Based on historical returns, small caps -- particularly those in the "value" camp -- have provided superior returns to investors over time. That's the message of this chart from (a helpful investing website with a treasure trove of information for those who like to play around with numbers):

Annualized Inflation-Unadjusted
(Nominal) Returns, 1927-2005

Total stock market:


Small value:


Small-cap value may be superior, but is it supreme?
If small caps are good, and value is good, then microcaps and deeper value should be better, right? I noticed recently that moneychimp has added some new data to test this hypothesis.

The iShares Russell Microcap Index (IWC) defines microcaps as companies with a market capitalization between $50 million and $550 million. Moneychimp defines "deep value" as "the cheapest third or so ... of the parent index." "Cheap," as used in this database, is defined by a number of proprietary metrics, including but not limited to price-to-book, price-to-sales, and price-to-earnings ratios.

What does the data show?

Annualized Inflation-Adjusted
(Nominal) Returns, 1927-2005

Total stock market:


Small Value:


Micro cap, deep value:



If you compound the results of 17.3% returns over time -- for not even that much time -- you start coming up with some truly startling numbers. You'll more than double your money in five years, have 24 times your stake in 20 years, and over that entire 79-year period, you'll turn a mere $10 into nearly $3 million. That last example is absurd, sure, but do numbers like this demand that you consider increasing your exposure deep-value micro caps?

Historical context
Well, maybe. Jeremy Siegel, in his book The Future for Investors, lists the top returns from the surviving members the original 1957 S&P 500 through 2003 (dividends reinvested). Here's how they did:.

Company Return
Altria (NYSE:MO) 19.75%
Abbott Labs (NYSE:ABT) 16.51%
Bristol-Myers Squibb (NYSE:BMY) 16.36%
Tootsie Roll (NYSE:TR) 16.11%
Pfizer (NYSE:PFE) 16.03%
Coca-Cola (NYSE:KO) 16.02%
Merck (NYSE:MRK) 15.90%

During the same 1957 to 2003 period, microcap deep value produced returns of 18.66%.

Don't learn the wrong lessons
Returning to the question posited above, if those numbers are accurate, there isn't a reason to waste your time with any "growth" stocks or with any stocks larger than $550 million (not named Altria), assuming you have three things:

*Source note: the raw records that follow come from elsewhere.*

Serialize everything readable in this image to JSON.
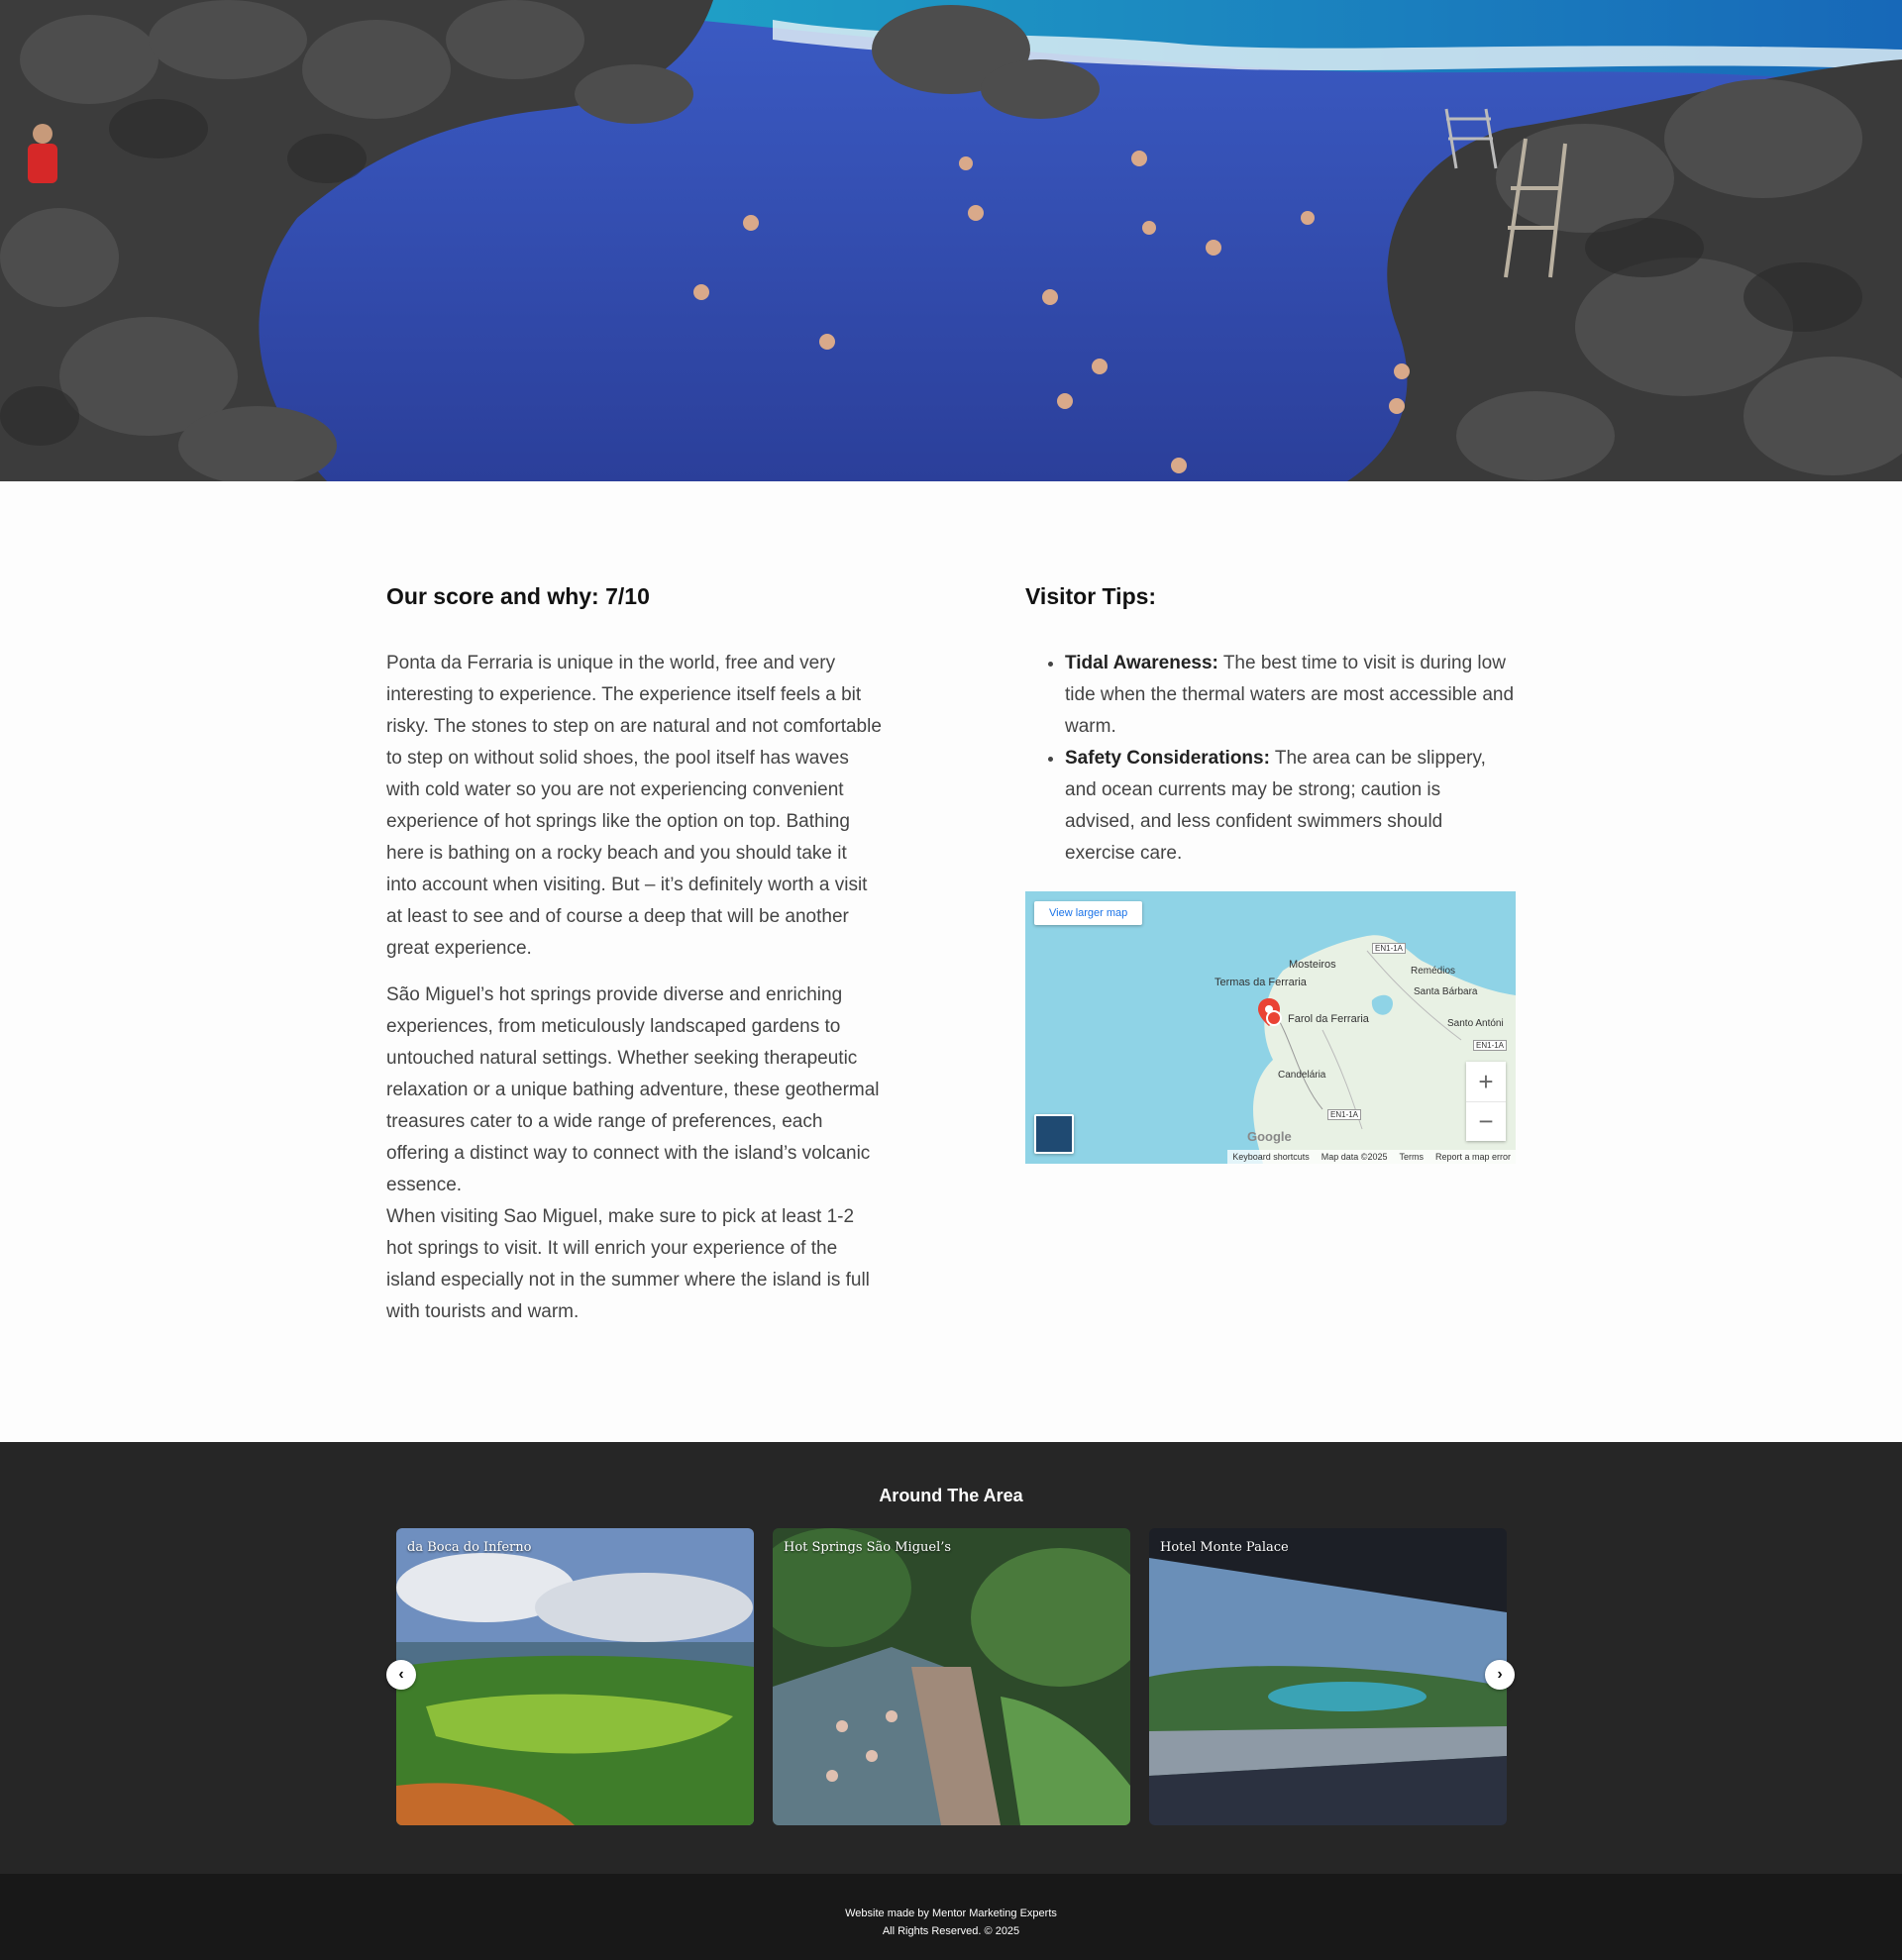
{
  "score": {
    "title": "Our score and why: 7/10",
    "paragraphs": [
      "Ponta da Ferraria is unique in the world, free and very interesting to experience. The experience itself feels a bit risky. The stones to step on are natural and not comfortable to step on without solid shoes, the pool itself has waves with cold water so you are not experiencing convenient experience of hot springs like the option on top. Bathing here is bathing on a rocky beach and you should take it into account when visiting. But – it’s definitely worth a visit at least to see and of course a deep that will be another great experience.",
      "São Miguel’s hot springs provide diverse and enriching experiences, from meticulously landscaped gardens to untouched natural settings. Whether seeking therapeutic relaxation or a unique bathing adventure, these geothermal treasures cater to a wide range of preferences, each offering a distinct way to connect with the island’s volcanic essence.",
      "When visiting Sao Miguel, make sure to pick at least 1-2 hot springs to visit. It will enrich your experience of the island especially not in the summer where the island is full with tourists and warm."
    ]
  },
  "tips": {
    "title": "Visitor Tips:",
    "items": [
      {
        "label": "Tidal Awareness:",
        "text": " The best time to visit is during low tide when the thermal waters are most accessible and warm."
      },
      {
        "label": "Safety Considerations:",
        "text": " The area can be slippery, and ocean currents may be strong; caution is advised, and less confident swimmers should exercise care."
      }
    ]
  },
  "map": {
    "view_larger": "View larger map",
    "zoom_in": "+",
    "zoom_out": "−",
    "places": {
      "mosteiros": "Mosteiros",
      "termas": "Termas da Ferraria",
      "farol": "Farol da Ferraria",
      "remedios": "Remédios",
      "santa_barbara": "Santa Bárbara",
      "santo_antonio": "Santo Antóni",
      "candelaria": "Candelária"
    },
    "road_labels": [
      "EN1-1A",
      "EN1-1A",
      "EN1-1A"
    ],
    "google": "Google",
    "attribution": [
      "Keyboard shortcuts",
      "Map data ©2025",
      "Terms",
      "Report a map error"
    ]
  },
  "around": {
    "title": "Around The Area",
    "cards": [
      {
        "label": "da Boca do Inferno"
      },
      {
        "label": "Hot Springs São Miguel’s"
      },
      {
        "label": "Hotel Monte Palace"
      }
    ],
    "prev_arrow": "‹",
    "next_arrow": "›"
  },
  "footer": {
    "line1": "Website made by Mentor Marketing Experts",
    "line2": "All Rights Reserved. © 2025"
  }
}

  1. A time machine.
  2. Complete immunity from capital gains taxes.
  3. The ability to make unlimited trades without paying commissions or having spreads eat into your returns.

Of those three, the time machine may well be the easiest to obtain.

That's because the collected data assumes that you can track thousands of small-cap or microcap stocks, separate them into "value" and "growth," and costlesslyrebalance them. Obviously, that's not a realistic method for the individual investor. Aside from the tax costs incurred by attempting this type of investing in any taxable account, the commissions would be horrendous, putting a dent in any theoretical outperformance of the market.

In other words, those 17.3% annual returns are too good to be true.

A better way
But let's not throw the baby out with the bathwater. Finding the right small-cap value stocks is worth the effort. Over time, value does defeat growth, and small caps do outperform large caps. While constant rebalancing within a theoretical framework enhances the outperformance, such rebalancing isn't necessary to improve your results. Buying to hold in a small-cap value framework will still get you better returns.

So consider skewing your investments toward small-cap value. You should do better over your investing life -- even if those returns don't approach 17% per year.

And if you'd like some help learning to find great small-cap companies at the right valuation, consider joining us Motley Fool Hidden Gems. While we concentrate mostly on small caps, we also offer monthly coverage on promising micros. The average returns for our recommended stocks are 24%, vs. 10% for like amounts invested in the S&P 500. You can access the entire Hidden Gems service for free with a 30-day trial.

Bill Barker does not own shares of any companies mentioned in this article. Pfizer and Coca-Cola are Inside Value picks. Merck is an Income Investor pick. The Fool has a disclosure policy.